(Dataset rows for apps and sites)
+---+

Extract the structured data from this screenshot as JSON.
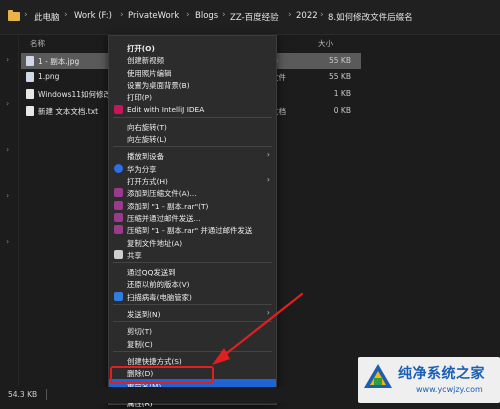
{
  "breadcrumb": [
    "此电脑",
    "Work (F:)",
    "PrivateWork",
    "Blogs",
    "ZZ-百度经验",
    "2022",
    "8.如何修改文件后缀名"
  ],
  "file_list": {
    "columns": {
      "name": "名称",
      "size": "大小"
    },
    "rows": [
      {
        "name": "1 - 副本.jpg",
        "type": "件",
        "size": "55 KB",
        "selected": true
      },
      {
        "name": "1.png",
        "type": "文件",
        "size": "55 KB",
        "selected": false
      },
      {
        "name": "Windows11如何修改文件...",
        "type": "",
        "size": "1 KB",
        "selected": false
      },
      {
        "name": "新建 文本文档.txt",
        "type": "文档",
        "size": "0 KB",
        "selected": false
      }
    ]
  },
  "context_menu": {
    "items": [
      {
        "label": "打开(O)",
        "bold": true
      },
      {
        "label": "创建新视频"
      },
      {
        "label": "使用照片编辑"
      },
      {
        "label": "设置为桌面背景(B)"
      },
      {
        "label": "打印(P)"
      },
      {
        "label": "Edit with IntelliJ IDEA",
        "icon": "intellij-icon"
      },
      {
        "sep": true
      },
      {
        "label": "向右旋转(T)"
      },
      {
        "label": "向左旋转(L)"
      },
      {
        "sep": true
      },
      {
        "label": "播放到设备",
        "submenu": true
      },
      {
        "label": "华为分享",
        "icon": "huawei-share-icon"
      },
      {
        "label": "打开方式(H)",
        "submenu": true
      },
      {
        "label": "添加到压缩文件(A)...",
        "icon": "winrar-icon"
      },
      {
        "label": "添加到 \"1 - 副本.rar\"(T)",
        "icon": "winrar-icon"
      },
      {
        "label": "压缩并通过邮件发送...",
        "icon": "winrar-icon"
      },
      {
        "label": "压缩到 \"1 - 副本.rar\" 并通过邮件发送",
        "icon": "winrar-icon"
      },
      {
        "label": "复制文件地址(A)"
      },
      {
        "label": "共享",
        "icon": "share-icon"
      },
      {
        "sep": true
      },
      {
        "label": "通过QQ发送到"
      },
      {
        "label": "还原以前的版本(V)"
      },
      {
        "label": "扫描病毒(电脑管家)",
        "icon": "pc-manager-icon"
      },
      {
        "sep": true
      },
      {
        "label": "发送到(N)",
        "submenu": true
      },
      {
        "sep": true
      },
      {
        "label": "剪切(T)"
      },
      {
        "label": "复制(C)"
      },
      {
        "sep": true
      },
      {
        "label": "创建快捷方式(S)"
      },
      {
        "label": "删除(D)"
      },
      {
        "label": "重命名(M)",
        "highlighted": true
      },
      {
        "sep": true
      },
      {
        "label": "属性(R)"
      }
    ]
  },
  "status_bar": {
    "size_text": "54.3 KB"
  },
  "watermark": {
    "title": "纯净系统之家",
    "url": "www.ycwjzy.com"
  },
  "colors": {
    "highlight": "#1e64d4",
    "annotation": "#e02020",
    "folder": "#e8b44a"
  }
}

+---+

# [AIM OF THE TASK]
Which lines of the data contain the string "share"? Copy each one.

# [RESPONSE AREA]
        "icon": "huawei-share-icon"
        "icon": "share-icon"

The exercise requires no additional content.